Since I am happy with the trunk and nebari, I was planning to move it to a training pot this spring. My questions:
1. I chopped several branches this winter. Is it ok to move this season or should I wait another year?
You can absolutely move it this spring. But see the point below.
2. There are large branches that I don’t want anymore can I cut them all back this year or wait?
IF you are moving the tree too, I would not remove the big branches completely. Japanese maples are prone to dying back and when you also reduce the roots functioning this may be enhanced.
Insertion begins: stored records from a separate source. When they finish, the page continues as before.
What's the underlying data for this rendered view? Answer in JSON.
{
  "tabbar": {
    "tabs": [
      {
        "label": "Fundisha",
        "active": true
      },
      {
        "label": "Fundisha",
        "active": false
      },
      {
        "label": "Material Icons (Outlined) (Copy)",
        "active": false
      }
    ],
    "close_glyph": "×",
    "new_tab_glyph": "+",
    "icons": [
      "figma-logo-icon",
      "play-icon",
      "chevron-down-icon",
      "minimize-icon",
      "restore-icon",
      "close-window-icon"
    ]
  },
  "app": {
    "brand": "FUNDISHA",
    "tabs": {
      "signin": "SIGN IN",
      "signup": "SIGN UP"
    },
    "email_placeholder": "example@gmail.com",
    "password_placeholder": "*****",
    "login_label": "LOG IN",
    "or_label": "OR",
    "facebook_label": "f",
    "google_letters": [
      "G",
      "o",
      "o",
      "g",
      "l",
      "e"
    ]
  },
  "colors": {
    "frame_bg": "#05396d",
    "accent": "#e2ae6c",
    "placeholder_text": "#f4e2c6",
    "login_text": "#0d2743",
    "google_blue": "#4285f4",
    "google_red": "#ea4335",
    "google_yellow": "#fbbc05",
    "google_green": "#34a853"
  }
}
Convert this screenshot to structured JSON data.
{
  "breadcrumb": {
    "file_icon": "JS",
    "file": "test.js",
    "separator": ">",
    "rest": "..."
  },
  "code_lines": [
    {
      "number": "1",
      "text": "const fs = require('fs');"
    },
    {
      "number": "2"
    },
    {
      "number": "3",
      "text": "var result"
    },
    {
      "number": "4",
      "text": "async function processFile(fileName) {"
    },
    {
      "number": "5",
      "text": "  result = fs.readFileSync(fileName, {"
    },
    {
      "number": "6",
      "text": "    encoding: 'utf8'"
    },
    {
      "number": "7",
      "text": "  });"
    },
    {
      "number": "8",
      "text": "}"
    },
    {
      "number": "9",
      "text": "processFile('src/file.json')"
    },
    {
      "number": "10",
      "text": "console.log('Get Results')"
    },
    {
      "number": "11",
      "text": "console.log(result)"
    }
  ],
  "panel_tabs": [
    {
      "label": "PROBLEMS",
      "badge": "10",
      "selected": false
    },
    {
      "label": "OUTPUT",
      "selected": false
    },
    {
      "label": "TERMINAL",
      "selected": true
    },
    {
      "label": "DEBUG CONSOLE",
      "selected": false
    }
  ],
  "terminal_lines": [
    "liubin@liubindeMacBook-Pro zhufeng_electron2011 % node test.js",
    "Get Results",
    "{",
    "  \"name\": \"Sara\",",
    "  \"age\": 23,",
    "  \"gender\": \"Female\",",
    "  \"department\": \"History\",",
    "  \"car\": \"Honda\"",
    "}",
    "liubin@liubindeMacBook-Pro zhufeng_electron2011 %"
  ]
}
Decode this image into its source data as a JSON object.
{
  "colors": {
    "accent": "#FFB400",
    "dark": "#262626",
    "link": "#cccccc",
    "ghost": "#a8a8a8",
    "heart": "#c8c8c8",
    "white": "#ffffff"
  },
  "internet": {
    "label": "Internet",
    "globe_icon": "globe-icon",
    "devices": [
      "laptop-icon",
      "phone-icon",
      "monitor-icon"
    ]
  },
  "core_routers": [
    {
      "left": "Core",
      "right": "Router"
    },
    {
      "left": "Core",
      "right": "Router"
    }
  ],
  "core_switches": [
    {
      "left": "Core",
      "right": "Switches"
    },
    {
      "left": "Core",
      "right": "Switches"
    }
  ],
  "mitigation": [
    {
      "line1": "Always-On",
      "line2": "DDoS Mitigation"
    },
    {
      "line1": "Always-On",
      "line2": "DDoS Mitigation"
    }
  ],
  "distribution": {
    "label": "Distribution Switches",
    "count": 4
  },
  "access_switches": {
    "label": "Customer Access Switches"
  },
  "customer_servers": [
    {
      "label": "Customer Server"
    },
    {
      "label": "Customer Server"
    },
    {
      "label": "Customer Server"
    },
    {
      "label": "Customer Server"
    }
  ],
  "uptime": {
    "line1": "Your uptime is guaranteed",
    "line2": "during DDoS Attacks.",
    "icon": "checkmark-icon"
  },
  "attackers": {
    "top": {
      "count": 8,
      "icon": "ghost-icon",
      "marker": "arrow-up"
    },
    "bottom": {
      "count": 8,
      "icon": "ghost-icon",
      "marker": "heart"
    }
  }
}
You could cut back to stumps, leaving maybe 3, 4 nodes worth of branch there (Do you know about nodes?)
4. If I remove the sacrificial branches and no longer have them will the scars still close
They will close, but use a good cutpaste (NOT the regular stuff used in horticulture). Also, it is important to prune the back back to slightly below the trunk surface, and to prune when the tree is active. Cutting deep when dormant is asking for die-back
I have not seen any proof of that. Sap is water, sugar and starches. When trees lose sap they lose vitality. Summer pruning is how it is done by everyone I know and I can guaranty that it works better.
"Certain species of trees, such as maples (Acer spp.) and birches (Betula spp.), drip sap when pruned in the early spring when sap flow is heavy (see table below). Although unattractive, sap drainage has little negative effect on tree growth. Some of the sap dripping can be avoided by pruning in summer or at other times of the year."
This is an excerpt from an article written by Ed Gilman from the University of Florida hort.ifas.ufl.edu/woody/pruning-when.shtml
There are tons of research papers and articles written by industry & academic experts on this topic. The "bleeding" sap my be unsightly, but it is not harmful and it should only be taken as a subjective consideration based on aesthetics... not health. By all means, continue doing what works for you, but anecdotal evidence is nothing more than anecdotal.